- **WORK TO COMPLETE**
Since pictures are not wanted, repeat only the text of the records, word for word.

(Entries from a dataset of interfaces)
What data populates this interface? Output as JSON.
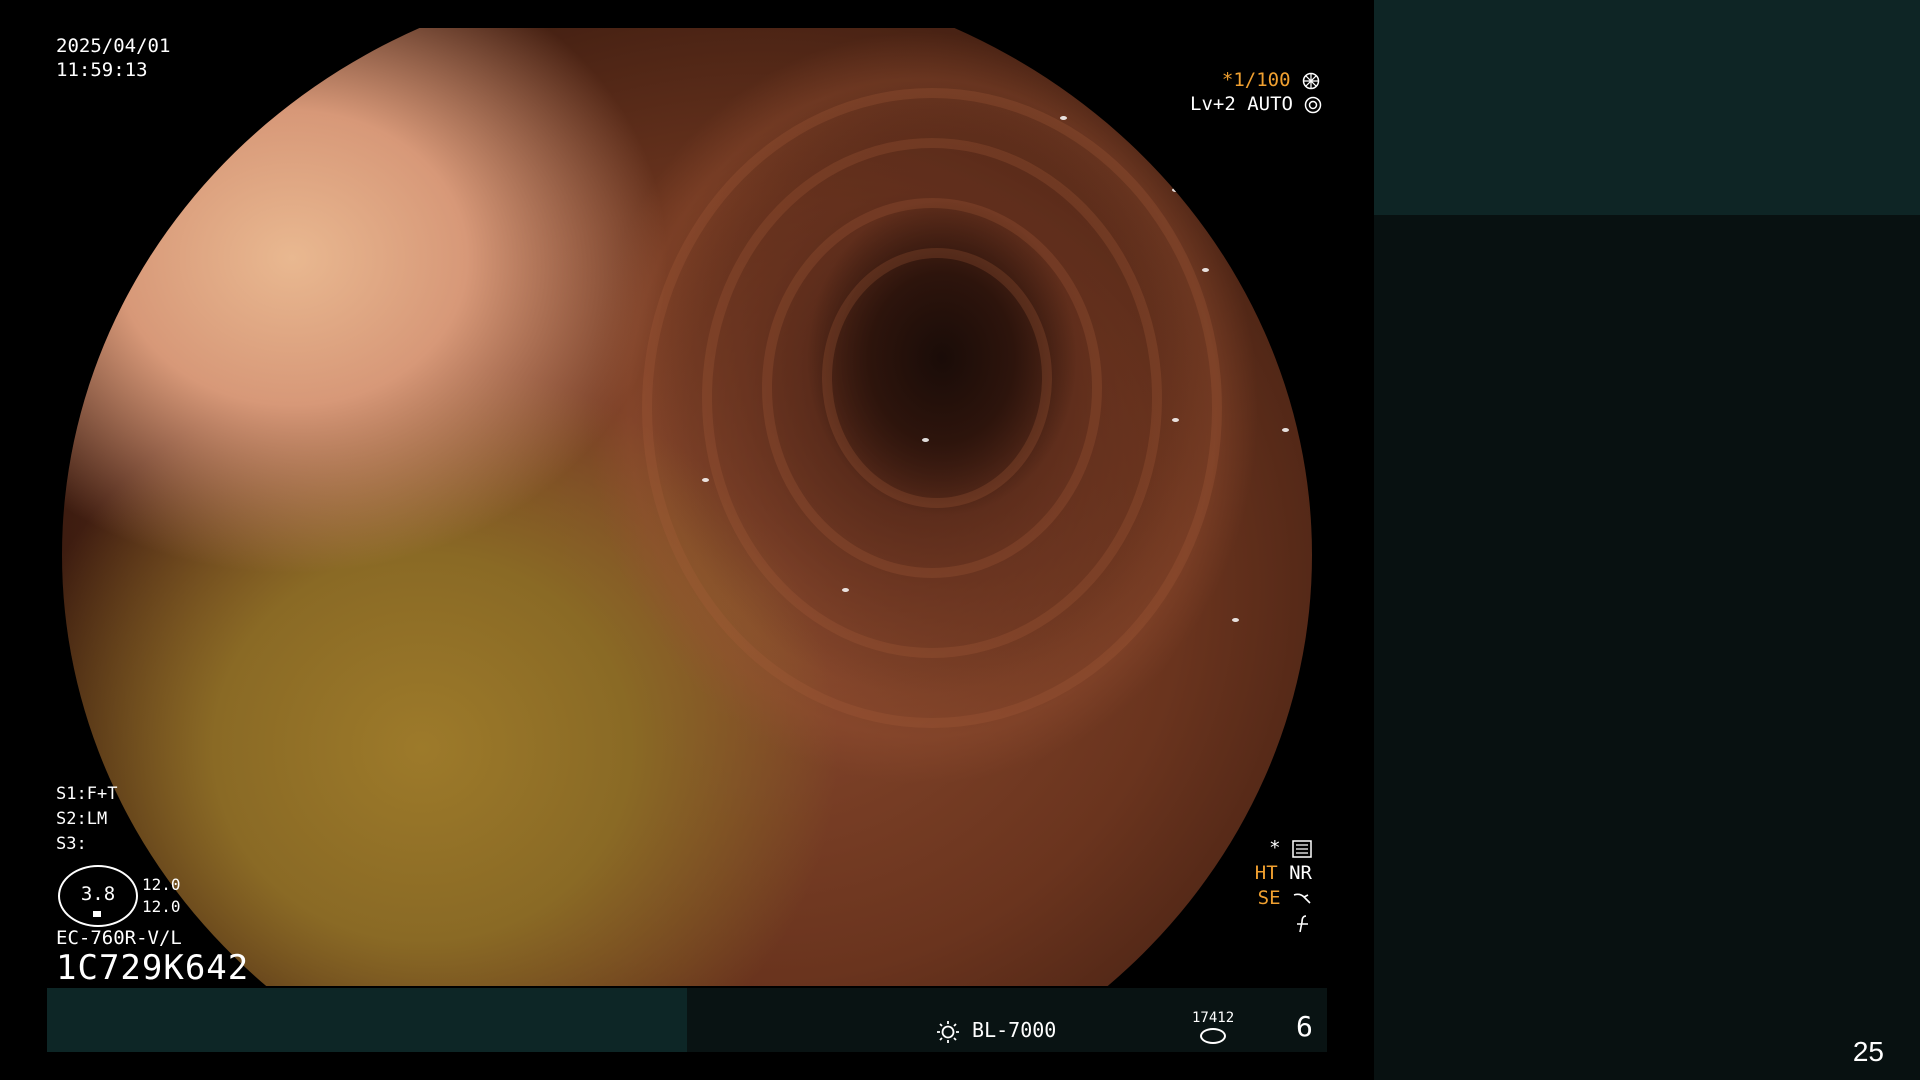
{
  "header": {
    "date": "2025/04/01",
    "time": "11:59:13"
  },
  "shutter": {
    "speed": "*1/100",
    "speed_icon": "shutter-icon",
    "level": "Lv+2",
    "mode": "AUTO",
    "mode_icon": "iris-icon"
  },
  "scope_settings": {
    "s1_label": "S1:",
    "s1_value": "F+T",
    "s2_label": "S2:",
    "s2_value": "LM",
    "s3_label": "S3:",
    "s3_value": ""
  },
  "gauge": {
    "value": "3.8",
    "set_top": "12.0",
    "set_bottom": "12.0"
  },
  "scope": {
    "model": "EC-760R-V/L",
    "serial": "1C729K642"
  },
  "processing": {
    "star": "*",
    "star_icon": "settings-icon",
    "ht": "HT",
    "nr": "NR",
    "se": "SE",
    "se_icon": "enhance-icon",
    "f_icon": "freeze-icon"
  },
  "bottom_bar": {
    "light_icon": "light-source-icon",
    "light_source": "BL-7000",
    "counter": "17412",
    "counter_icon": "disk-icon",
    "image_count": "6"
  },
  "page": {
    "number": "25"
  },
  "colors": {
    "accent": "#f0a030",
    "panel_teal": "#0e2525",
    "panel_dark": "#081111"
  }
}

- **ANSWER TO THE EXERCISE**
What data populates this interface? Output as JSON.
{
  "header": {
    "date": "2025/04/01",
    "time": "11:59:13"
  },
  "shutter": {
    "speed": "*1/100",
    "speed_icon": "shutter-icon",
    "level": "Lv+2",
    "mode": "AUTO",
    "mode_icon": "iris-icon"
  },
  "scope_settings": {
    "s1_label": "S1:",
    "s1_value": "F+T",
    "s2_label": "S2:",
    "s2_value": "LM",
    "s3_label": "S3:",
    "s3_value": ""
  },
  "gauge": {
    "value": "3.8",
    "set_top": "12.0",
    "set_bottom": "12.0"
  },
  "scope": {
    "model": "EC-760R-V/L",
    "serial": "1C729K642"
  },
  "processing": {
    "star": "*",
    "star_icon": "settings-icon",
    "ht": "HT",
    "nr": "NR",
    "se": "SE",
    "se_icon": "enhance-icon",
    "f_icon": "freeze-icon"
  },
  "bottom_bar": {
    "light_icon": "light-source-icon",
    "light_source": "BL-7000",
    "counter": "17412",
    "counter_icon": "disk-icon",
    "image_count": "6"
  },
  "page": {
    "number": "25"
  },
  "colors": {
    "accent": "#f0a030",
    "panel_teal": "#0e2525",
    "panel_dark": "#081111"
  }
}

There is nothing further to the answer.